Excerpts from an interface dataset
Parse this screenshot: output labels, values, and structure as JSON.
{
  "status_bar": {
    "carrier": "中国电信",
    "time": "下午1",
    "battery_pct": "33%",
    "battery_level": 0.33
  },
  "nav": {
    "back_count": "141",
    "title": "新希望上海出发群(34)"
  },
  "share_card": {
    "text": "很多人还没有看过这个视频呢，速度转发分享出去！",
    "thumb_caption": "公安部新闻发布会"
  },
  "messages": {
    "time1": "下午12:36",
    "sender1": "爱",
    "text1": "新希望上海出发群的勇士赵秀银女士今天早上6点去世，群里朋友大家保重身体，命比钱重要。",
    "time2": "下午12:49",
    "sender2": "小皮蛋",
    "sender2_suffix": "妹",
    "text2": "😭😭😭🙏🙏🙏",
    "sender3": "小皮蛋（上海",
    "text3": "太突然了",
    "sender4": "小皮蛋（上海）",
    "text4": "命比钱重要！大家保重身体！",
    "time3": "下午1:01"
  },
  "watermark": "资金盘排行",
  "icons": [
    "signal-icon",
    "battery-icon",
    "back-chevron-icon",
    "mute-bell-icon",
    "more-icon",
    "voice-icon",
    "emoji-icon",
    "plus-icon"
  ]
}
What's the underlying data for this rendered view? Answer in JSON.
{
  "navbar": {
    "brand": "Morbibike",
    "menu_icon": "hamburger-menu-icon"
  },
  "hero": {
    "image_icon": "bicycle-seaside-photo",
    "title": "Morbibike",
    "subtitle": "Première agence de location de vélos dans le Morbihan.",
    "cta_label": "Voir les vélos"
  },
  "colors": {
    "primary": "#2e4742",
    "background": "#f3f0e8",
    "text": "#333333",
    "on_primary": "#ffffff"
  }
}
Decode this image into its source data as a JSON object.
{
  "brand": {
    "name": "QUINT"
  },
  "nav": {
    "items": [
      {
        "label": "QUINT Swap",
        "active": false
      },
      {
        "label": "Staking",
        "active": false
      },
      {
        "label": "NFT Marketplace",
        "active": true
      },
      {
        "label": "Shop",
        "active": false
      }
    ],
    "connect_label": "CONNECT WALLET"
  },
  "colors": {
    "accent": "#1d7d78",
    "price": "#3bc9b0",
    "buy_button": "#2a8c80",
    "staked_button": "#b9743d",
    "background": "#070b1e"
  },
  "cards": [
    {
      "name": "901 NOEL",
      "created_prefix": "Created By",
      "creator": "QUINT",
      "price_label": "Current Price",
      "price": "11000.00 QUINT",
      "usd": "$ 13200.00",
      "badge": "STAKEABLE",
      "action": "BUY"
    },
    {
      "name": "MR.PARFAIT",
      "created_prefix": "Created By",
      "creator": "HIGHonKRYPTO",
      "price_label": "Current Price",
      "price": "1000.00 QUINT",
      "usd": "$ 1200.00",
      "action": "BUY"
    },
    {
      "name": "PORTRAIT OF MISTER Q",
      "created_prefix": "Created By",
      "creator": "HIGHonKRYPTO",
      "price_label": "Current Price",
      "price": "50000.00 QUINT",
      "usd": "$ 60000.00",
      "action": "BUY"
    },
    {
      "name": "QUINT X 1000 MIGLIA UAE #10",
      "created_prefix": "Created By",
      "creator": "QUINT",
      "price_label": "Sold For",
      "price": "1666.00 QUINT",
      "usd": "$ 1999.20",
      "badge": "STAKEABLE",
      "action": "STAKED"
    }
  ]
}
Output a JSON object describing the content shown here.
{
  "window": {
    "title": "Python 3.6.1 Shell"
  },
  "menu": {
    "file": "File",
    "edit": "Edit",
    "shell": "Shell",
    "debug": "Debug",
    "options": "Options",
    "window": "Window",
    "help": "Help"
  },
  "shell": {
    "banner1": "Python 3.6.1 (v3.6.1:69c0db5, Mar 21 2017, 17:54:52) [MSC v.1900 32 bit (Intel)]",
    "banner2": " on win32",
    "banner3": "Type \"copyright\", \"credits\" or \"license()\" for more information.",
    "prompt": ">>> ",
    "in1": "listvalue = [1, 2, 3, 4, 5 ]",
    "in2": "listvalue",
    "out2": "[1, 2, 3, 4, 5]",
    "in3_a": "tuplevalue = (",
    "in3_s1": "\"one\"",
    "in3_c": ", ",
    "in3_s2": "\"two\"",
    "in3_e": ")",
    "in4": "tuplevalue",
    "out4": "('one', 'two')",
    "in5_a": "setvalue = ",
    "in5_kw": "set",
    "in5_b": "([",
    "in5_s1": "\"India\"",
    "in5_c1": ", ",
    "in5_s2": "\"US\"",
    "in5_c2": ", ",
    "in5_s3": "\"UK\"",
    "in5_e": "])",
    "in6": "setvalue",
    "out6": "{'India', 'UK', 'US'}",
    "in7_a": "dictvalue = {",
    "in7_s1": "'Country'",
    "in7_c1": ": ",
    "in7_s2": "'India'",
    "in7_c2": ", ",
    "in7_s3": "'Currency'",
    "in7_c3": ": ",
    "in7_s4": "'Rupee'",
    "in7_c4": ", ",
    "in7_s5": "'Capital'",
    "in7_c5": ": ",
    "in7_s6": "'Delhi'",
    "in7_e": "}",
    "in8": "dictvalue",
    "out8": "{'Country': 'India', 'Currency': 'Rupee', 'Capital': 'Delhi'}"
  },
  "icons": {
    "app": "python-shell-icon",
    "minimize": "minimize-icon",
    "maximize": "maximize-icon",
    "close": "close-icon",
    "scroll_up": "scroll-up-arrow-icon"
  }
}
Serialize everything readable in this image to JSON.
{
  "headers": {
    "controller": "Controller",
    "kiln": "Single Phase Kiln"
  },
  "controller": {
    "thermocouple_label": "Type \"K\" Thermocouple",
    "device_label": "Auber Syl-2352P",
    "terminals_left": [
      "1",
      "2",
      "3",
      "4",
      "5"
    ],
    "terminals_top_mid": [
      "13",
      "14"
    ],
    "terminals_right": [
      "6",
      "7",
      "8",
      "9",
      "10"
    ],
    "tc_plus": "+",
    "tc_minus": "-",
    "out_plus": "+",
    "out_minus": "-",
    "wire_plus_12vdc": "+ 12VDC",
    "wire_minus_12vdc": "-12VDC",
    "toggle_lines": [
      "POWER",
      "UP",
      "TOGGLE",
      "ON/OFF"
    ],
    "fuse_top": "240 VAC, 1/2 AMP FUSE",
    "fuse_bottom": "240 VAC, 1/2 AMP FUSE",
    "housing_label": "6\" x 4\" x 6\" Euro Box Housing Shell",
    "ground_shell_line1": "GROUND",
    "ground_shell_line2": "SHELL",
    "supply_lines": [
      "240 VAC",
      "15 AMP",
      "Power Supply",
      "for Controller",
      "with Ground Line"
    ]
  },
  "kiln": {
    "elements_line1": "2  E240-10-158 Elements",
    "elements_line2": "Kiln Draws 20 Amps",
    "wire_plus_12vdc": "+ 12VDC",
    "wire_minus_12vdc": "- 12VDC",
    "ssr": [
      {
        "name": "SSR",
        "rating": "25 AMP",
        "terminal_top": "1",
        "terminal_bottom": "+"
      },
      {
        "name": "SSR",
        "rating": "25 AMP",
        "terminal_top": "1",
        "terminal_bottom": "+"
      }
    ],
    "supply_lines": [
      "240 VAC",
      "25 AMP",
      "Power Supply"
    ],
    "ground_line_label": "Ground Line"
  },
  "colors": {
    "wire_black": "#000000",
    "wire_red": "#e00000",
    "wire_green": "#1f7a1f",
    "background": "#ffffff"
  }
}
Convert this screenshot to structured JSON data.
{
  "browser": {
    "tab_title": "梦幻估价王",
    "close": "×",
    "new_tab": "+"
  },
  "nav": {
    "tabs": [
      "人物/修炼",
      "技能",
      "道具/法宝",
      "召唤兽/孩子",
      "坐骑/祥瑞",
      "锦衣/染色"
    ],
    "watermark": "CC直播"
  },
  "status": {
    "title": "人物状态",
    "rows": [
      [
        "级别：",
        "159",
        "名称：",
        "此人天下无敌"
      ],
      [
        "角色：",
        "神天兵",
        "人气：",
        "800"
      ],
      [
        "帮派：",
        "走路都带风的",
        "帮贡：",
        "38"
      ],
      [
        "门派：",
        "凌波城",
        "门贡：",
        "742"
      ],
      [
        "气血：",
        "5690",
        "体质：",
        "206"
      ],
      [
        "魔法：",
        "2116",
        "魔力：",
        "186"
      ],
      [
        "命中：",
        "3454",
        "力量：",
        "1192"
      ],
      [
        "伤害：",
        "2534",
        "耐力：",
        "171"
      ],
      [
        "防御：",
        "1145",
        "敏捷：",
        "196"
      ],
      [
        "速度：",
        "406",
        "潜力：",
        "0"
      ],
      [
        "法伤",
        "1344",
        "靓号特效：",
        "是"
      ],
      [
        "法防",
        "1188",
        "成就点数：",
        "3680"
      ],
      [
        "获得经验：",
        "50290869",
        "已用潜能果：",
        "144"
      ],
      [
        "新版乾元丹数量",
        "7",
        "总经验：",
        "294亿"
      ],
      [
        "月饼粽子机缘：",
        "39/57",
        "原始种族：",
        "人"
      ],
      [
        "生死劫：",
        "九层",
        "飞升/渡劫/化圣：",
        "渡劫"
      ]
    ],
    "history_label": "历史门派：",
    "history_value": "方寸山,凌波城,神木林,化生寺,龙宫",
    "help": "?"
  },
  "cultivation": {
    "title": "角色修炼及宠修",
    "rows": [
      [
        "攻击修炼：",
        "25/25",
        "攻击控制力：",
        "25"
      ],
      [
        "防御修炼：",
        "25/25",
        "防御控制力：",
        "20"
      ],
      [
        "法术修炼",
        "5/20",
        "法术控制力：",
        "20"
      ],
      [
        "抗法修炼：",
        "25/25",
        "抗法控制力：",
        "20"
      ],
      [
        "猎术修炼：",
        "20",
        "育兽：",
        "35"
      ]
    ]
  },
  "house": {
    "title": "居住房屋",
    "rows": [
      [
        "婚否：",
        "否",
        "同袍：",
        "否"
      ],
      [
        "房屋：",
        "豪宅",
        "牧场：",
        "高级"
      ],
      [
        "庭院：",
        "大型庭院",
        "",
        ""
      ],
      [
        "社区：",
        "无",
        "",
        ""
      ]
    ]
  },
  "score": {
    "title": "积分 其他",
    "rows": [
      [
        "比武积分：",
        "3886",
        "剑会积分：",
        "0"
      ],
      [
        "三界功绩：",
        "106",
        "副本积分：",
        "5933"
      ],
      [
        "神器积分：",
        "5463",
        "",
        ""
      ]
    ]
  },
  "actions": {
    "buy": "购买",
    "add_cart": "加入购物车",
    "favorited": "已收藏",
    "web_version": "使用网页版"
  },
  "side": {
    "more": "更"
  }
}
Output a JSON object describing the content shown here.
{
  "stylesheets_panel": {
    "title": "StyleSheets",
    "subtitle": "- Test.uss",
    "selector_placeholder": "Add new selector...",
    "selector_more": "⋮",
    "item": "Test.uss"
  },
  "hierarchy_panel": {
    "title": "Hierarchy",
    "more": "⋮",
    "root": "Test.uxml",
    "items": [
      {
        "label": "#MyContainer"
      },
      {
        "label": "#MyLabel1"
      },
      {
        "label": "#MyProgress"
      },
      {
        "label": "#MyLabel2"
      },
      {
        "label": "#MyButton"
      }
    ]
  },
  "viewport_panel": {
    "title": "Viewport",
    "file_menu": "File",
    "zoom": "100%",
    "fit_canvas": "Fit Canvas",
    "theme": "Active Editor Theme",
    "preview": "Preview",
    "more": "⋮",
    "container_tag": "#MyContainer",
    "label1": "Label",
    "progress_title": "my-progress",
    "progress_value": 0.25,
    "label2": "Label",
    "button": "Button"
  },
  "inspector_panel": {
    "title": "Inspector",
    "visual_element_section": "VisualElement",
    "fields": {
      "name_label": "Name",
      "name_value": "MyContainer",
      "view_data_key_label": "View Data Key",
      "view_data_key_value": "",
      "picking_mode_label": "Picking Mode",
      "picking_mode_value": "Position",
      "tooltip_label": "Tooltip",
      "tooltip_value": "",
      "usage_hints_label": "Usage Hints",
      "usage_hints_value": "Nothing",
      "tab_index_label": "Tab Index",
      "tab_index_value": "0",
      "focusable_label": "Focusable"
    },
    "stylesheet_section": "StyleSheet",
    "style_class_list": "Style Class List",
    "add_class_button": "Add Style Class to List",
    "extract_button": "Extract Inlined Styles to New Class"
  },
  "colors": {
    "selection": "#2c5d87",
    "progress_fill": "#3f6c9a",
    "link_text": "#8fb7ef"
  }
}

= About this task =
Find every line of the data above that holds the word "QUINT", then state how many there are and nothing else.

= Response =
9